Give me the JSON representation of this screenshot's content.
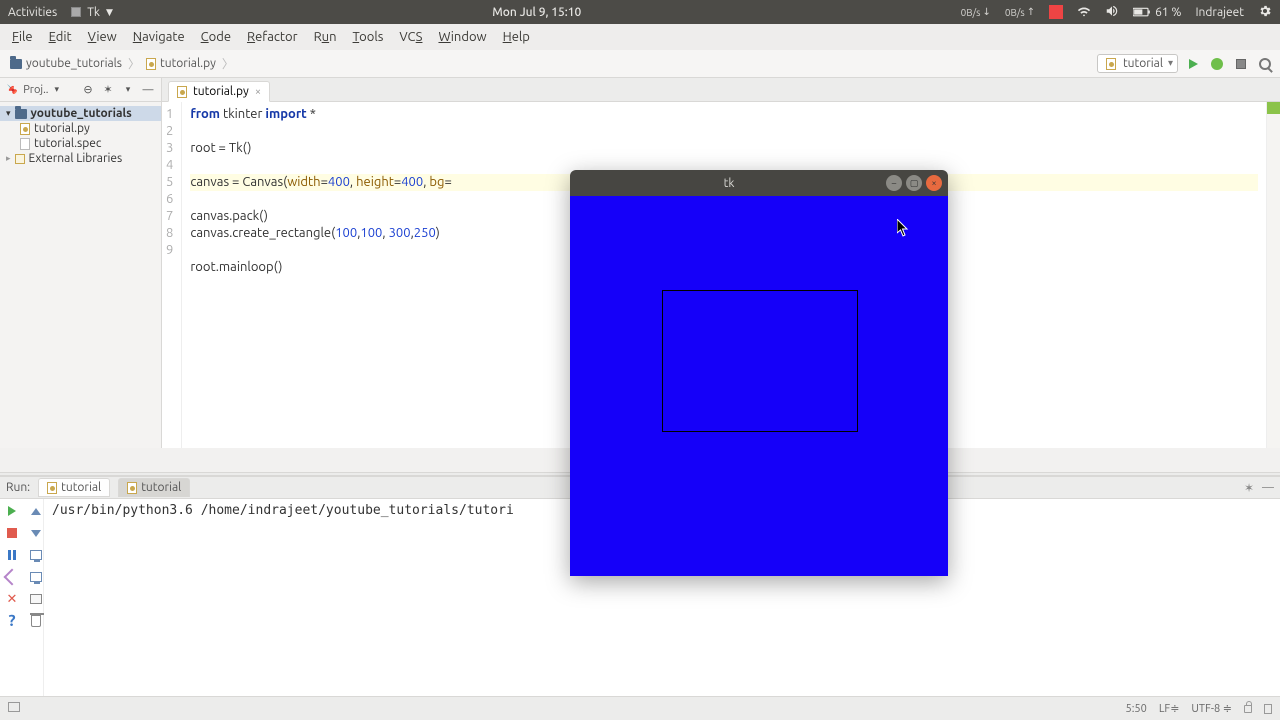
{
  "os_panel": {
    "activities": "Activities",
    "app_name": "Tk",
    "datetime": "Mon Jul  9, 15:10",
    "net_down": "0B/s",
    "net_up": "0B/s",
    "battery_pct": "61 %",
    "user": "Indrajeet"
  },
  "ide_menu": {
    "file": "File",
    "edit": "Edit",
    "view": "View",
    "navigate": "Navigate",
    "code": "Code",
    "refactor": "Refactor",
    "run": "Run",
    "tools": "Tools",
    "vcs": "VCS",
    "window": "Window",
    "help": "Help"
  },
  "breadcrumb": {
    "project": "youtube_tutorials",
    "file": "tutorial.py"
  },
  "run_config": {
    "selected": "tutorial"
  },
  "project_tree": {
    "header": "Proj..",
    "root": "youtube_tutorials",
    "items": [
      {
        "label": "tutorial.py",
        "kind": "py"
      },
      {
        "label": "tutorial.spec",
        "kind": "spec"
      }
    ],
    "external": "External Libraries"
  },
  "editor_tab": {
    "label": "tutorial.py"
  },
  "code_lines": {
    "l1": {
      "a": "from",
      "b": " tkinter ",
      "c": "import",
      "d": " *"
    },
    "l3": "root = Tk()",
    "l5": {
      "pre": "canvas = Canvas",
      "args": "(width=400, height=400, bg=",
      "w_kw": "width",
      "w_eq": "=",
      "w_v": "400",
      "h_kw": "height",
      "h_v": "400",
      "bg_kw": "bg"
    },
    "l6": "canvas.pack()",
    "l7": {
      "pre": "canvas.create_rectangle(",
      "n1": "100",
      "c1": ",",
      "n2": "100",
      "c2": ", ",
      "n3": "300",
      "c3": ",",
      "n4": "250",
      "post": ")"
    },
    "l9": "root.mainloop()"
  },
  "line_numbers": [
    "1",
    "2",
    "3",
    "4",
    "5",
    "6",
    "7",
    "8",
    "9"
  ],
  "run_panel": {
    "label": "Run:",
    "tab_inactive": "tutorial",
    "tab_active": "tutorial",
    "console_line": "/usr/bin/python3.6 /home/indrajeet/youtube_tutorials/tutori"
  },
  "status_bar": {
    "pos": "5:50",
    "line_sep": "LF",
    "encoding": "UTF-8"
  },
  "tk_window": {
    "title": "tk"
  }
}
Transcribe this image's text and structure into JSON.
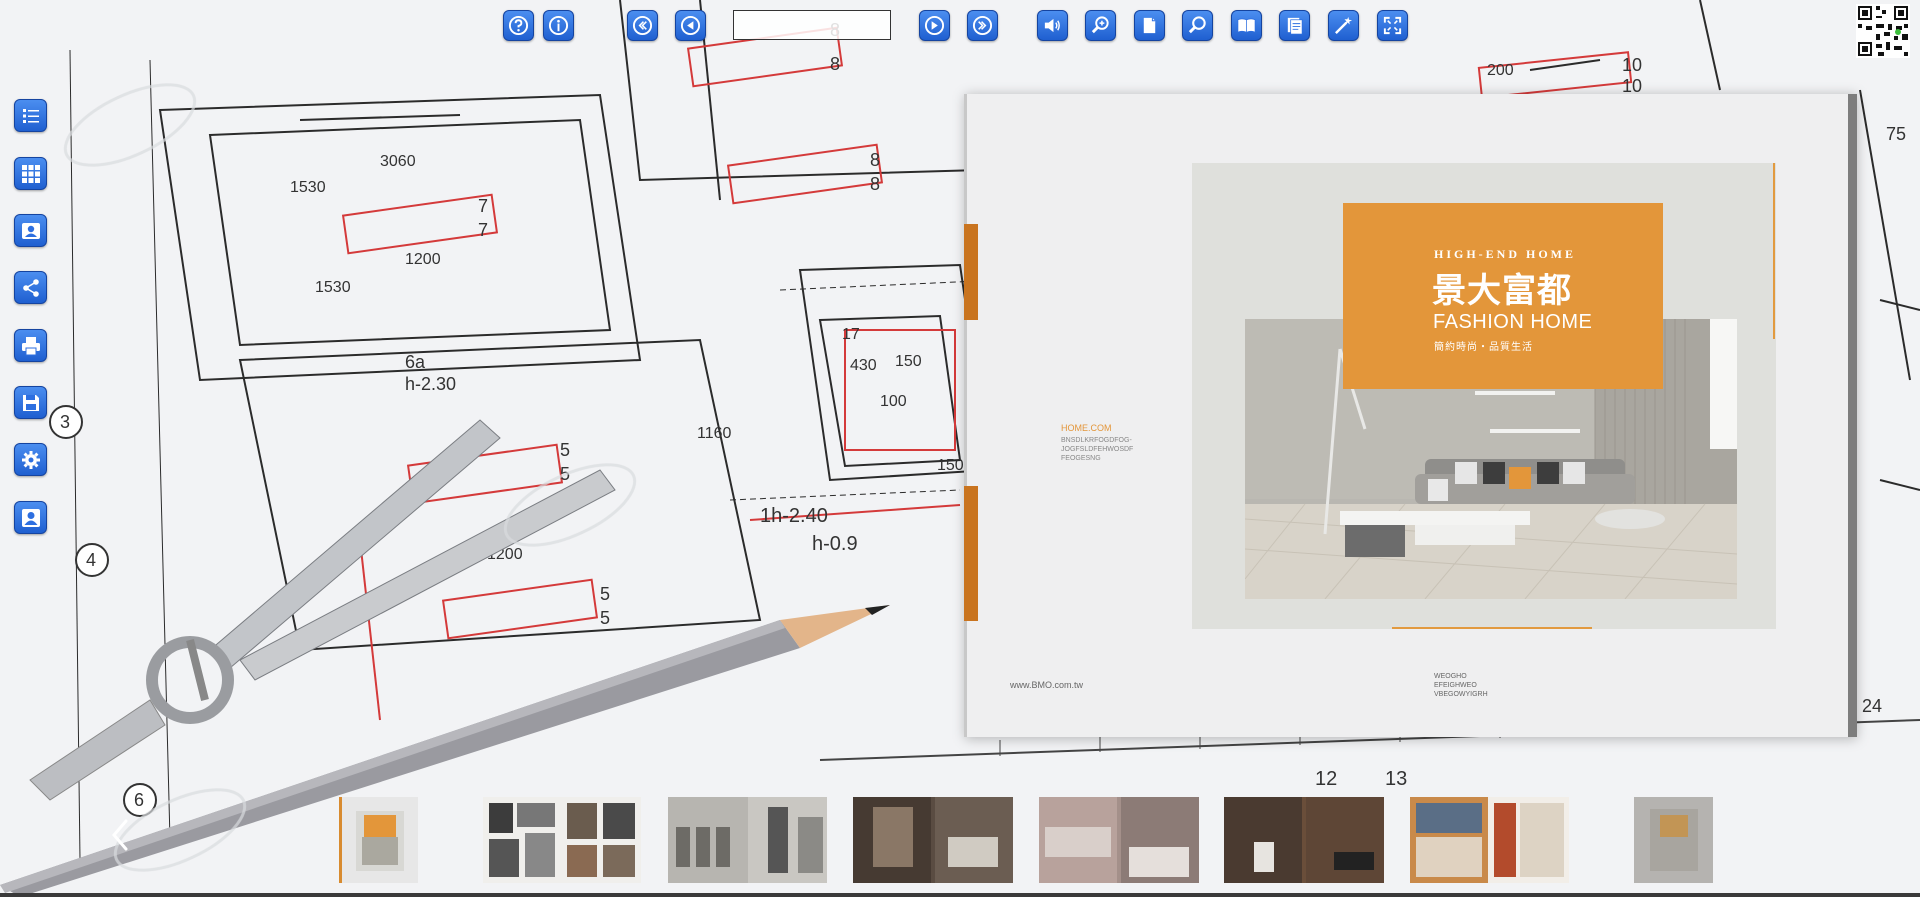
{
  "toolbar": {
    "page_input_value": "",
    "buttons": [
      {
        "name": "help-button",
        "icon": "help-icon"
      },
      {
        "name": "about-button",
        "icon": "info-icon"
      },
      {
        "name": "first-page-button",
        "icon": "first-page-icon"
      },
      {
        "name": "previous-page-button",
        "icon": "previous-page-icon"
      },
      {
        "name": "next-page-button",
        "icon": "next-page-icon"
      },
      {
        "name": "last-page-button",
        "icon": "last-page-icon"
      },
      {
        "name": "sound-button",
        "icon": "speaker-icon"
      },
      {
        "name": "zoom-in-button",
        "icon": "zoom-in-icon"
      },
      {
        "name": "single-page-button",
        "icon": "single-page-icon"
      },
      {
        "name": "search-button",
        "icon": "search-icon"
      },
      {
        "name": "double-page-button",
        "icon": "open-book-icon"
      },
      {
        "name": "text-mode-button",
        "icon": "document-list-icon"
      },
      {
        "name": "auto-flip-button",
        "icon": "magic-wand-icon"
      },
      {
        "name": "fullscreen-button",
        "icon": "fullscreen-icon"
      }
    ]
  },
  "sidebar": {
    "items": [
      {
        "name": "table-of-contents-button",
        "icon": "list-icon"
      },
      {
        "name": "thumbnails-button",
        "icon": "grid-icon"
      },
      {
        "name": "contact-button",
        "icon": "contact-card-icon"
      },
      {
        "name": "share-button",
        "icon": "share-icon"
      },
      {
        "name": "print-button",
        "icon": "printer-icon"
      },
      {
        "name": "download-pdf-button",
        "icon": "save-icon"
      },
      {
        "name": "settings-button",
        "icon": "gear-icon"
      },
      {
        "name": "user-button",
        "icon": "user-icon"
      }
    ]
  },
  "page": {
    "subtitle": "HIGH-END HOME",
    "title": "景大富都",
    "title_en": "FASHION HOME",
    "tagline": "簡約時尚・品質生活",
    "home_com": "HOME.COM",
    "filler_text": [
      "BNSDLKRFOGDFOG-",
      "JOGFSLDFEHWOSDF",
      "FEOGESNG"
    ],
    "url": "www.BMO.com.tw",
    "footer_text": [
      "WEOGHO",
      "EFEIGHWEO",
      "VBEGOWYIGRH"
    ]
  },
  "thumbnails": [
    {
      "name": "thumbnail-page-1",
      "label": "cover"
    },
    {
      "name": "thumbnail-page-2-3",
      "label": "interior gallery"
    },
    {
      "name": "thumbnail-page-4-5",
      "label": "storefront"
    },
    {
      "name": "thumbnail-page-6-7",
      "label": "living room"
    },
    {
      "name": "thumbnail-page-8-9",
      "label": "kitchen"
    },
    {
      "name": "thumbnail-page-10-11",
      "label": "bathroom"
    },
    {
      "name": "thumbnail-page-12-13",
      "label": "brochure"
    },
    {
      "name": "thumbnail-page-14",
      "label": "back cover"
    }
  ],
  "colors": {
    "accent": "#e3963a",
    "button_blue": "#2d6fe0"
  }
}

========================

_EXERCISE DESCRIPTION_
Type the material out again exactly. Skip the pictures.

_TASK RESULT_
Give me the JSON representation of this screenshot's content.
{
  "os_panel": {
    "activities": "Activities",
    "app_name": "Tk",
    "datetime": "Mon Jul  9, 15:10",
    "net_down": "0B/s",
    "net_up": "0B/s",
    "battery_pct": "61 %",
    "user": "Indrajeet"
  },
  "ide_menu": {
    "file": "File",
    "edit": "Edit",
    "view": "View",
    "navigate": "Navigate",
    "code": "Code",
    "refactor": "Refactor",
    "run": "Run",
    "tools": "Tools",
    "vcs": "VCS",
    "window": "Window",
    "help": "Help"
  },
  "breadcrumb": {
    "project": "youtube_tutorials",
    "file": "tutorial.py"
  },
  "run_config": {
    "selected": "tutorial"
  },
  "project_tree": {
    "header": "Proj..",
    "root": "youtube_tutorials",
    "items": [
      {
        "label": "tutorial.py",
        "kind": "py"
      },
      {
        "label": "tutorial.spec",
        "kind": "spec"
      }
    ],
    "external": "External Libraries"
  },
  "editor_tab": {
    "label": "tutorial.py"
  },
  "code_lines": {
    "l1": {
      "a": "from",
      "b": " tkinter ",
      "c": "import",
      "d": " *"
    },
    "l3": "root = Tk()",
    "l5": {
      "pre": "canvas = Canvas",
      "args": "(width=400, height=400, bg=",
      "w_kw": "width",
      "w_eq": "=",
      "w_v": "400",
      "h_kw": "height",
      "h_v": "400",
      "bg_kw": "bg"
    },
    "l6": "canvas.pack()",
    "l7": {
      "pre": "canvas.create_rectangle(",
      "n1": "100",
      "c1": ",",
      "n2": "100",
      "c2": ", ",
      "n3": "300",
      "c3": ",",
      "n4": "250",
      "post": ")"
    },
    "l9": "root.mainloop()"
  },
  "line_numbers": [
    "1",
    "2",
    "3",
    "4",
    "5",
    "6",
    "7",
    "8",
    "9"
  ],
  "run_panel": {
    "label": "Run:",
    "tab_inactive": "tutorial",
    "tab_active": "tutorial",
    "console_line": "/usr/bin/python3.6 /home/indrajeet/youtube_tutorials/tutori"
  },
  "status_bar": {
    "pos": "5:50",
    "line_sep": "LF",
    "encoding": "UTF-8"
  },
  "tk_window": {
    "title": "tk"
  }
}
Transcribe this image's text and structure into JSON.
{
  "toolbar": {
    "page_input_value": "",
    "buttons": [
      {
        "name": "help-button",
        "icon": "help-icon"
      },
      {
        "name": "about-button",
        "icon": "info-icon"
      },
      {
        "name": "first-page-button",
        "icon": "first-page-icon"
      },
      {
        "name": "previous-page-button",
        "icon": "previous-page-icon"
      },
      {
        "name": "next-page-button",
        "icon": "next-page-icon"
      },
      {
        "name": "last-page-button",
        "icon": "last-page-icon"
      },
      {
        "name": "sound-button",
        "icon": "speaker-icon"
      },
      {
        "name": "zoom-in-button",
        "icon": "zoom-in-icon"
      },
      {
        "name": "single-page-button",
        "icon": "single-page-icon"
      },
      {
        "name": "search-button",
        "icon": "search-icon"
      },
      {
        "name": "double-page-button",
        "icon": "open-book-icon"
      },
      {
        "name": "text-mode-button",
        "icon": "document-list-icon"
      },
      {
        "name": "auto-flip-button",
        "icon": "magic-wand-icon"
      },
      {
        "name": "fullscreen-button",
        "icon": "fullscreen-icon"
      }
    ]
  },
  "sidebar": {
    "items": [
      {
        "name": "table-of-contents-button",
        "icon": "list-icon"
      },
      {
        "name": "thumbnails-button",
        "icon": "grid-icon"
      },
      {
        "name": "contact-button",
        "icon": "contact-card-icon"
      },
      {
        "name": "share-button",
        "icon": "share-icon"
      },
      {
        "name": "print-button",
        "icon": "printer-icon"
      },
      {
        "name": "download-pdf-button",
        "icon": "save-icon"
      },
      {
        "name": "settings-button",
        "icon": "gear-icon"
      },
      {
        "name": "user-button",
        "icon": "user-icon"
      }
    ]
  },
  "page": {
    "subtitle": "HIGH-END HOME",
    "title": "景大富都",
    "title_en": "FASHION HOME",
    "tagline": "簡約時尚・品質生活",
    "home_com": "HOME.COM",
    "filler_text": [
      "BNSDLKRFOGDFOG-",
      "JOGFSLDFEHWOSDF",
      "FEOGESNG"
    ],
    "url": "www.BMO.com.tw",
    "footer_text": [
      "WEOGHO",
      "EFEIGHWEO",
      "VBEGOWYIGRH"
    ]
  },
  "thumbnails": [
    {
      "name": "thumbnail-page-1",
      "label": "cover"
    },
    {
      "name": "thumbnail-page-2-3",
      "label": "interior gallery"
    },
    {
      "name": "thumbnail-page-4-5",
      "label": "storefront"
    },
    {
      "name": "thumbnail-page-6-7",
      "label": "living room"
    },
    {
      "name": "thumbnail-page-8-9",
      "label": "kitchen"
    },
    {
      "name": "thumbnail-page-10-11",
      "label": "bathroom"
    },
    {
      "name": "thumbnail-page-12-13",
      "label": "brochure"
    },
    {
      "name": "thumbnail-page-14",
      "label": "back cover"
    }
  ],
  "colors": {
    "accent": "#e3963a",
    "button_blue": "#2d6fe0"
  }
}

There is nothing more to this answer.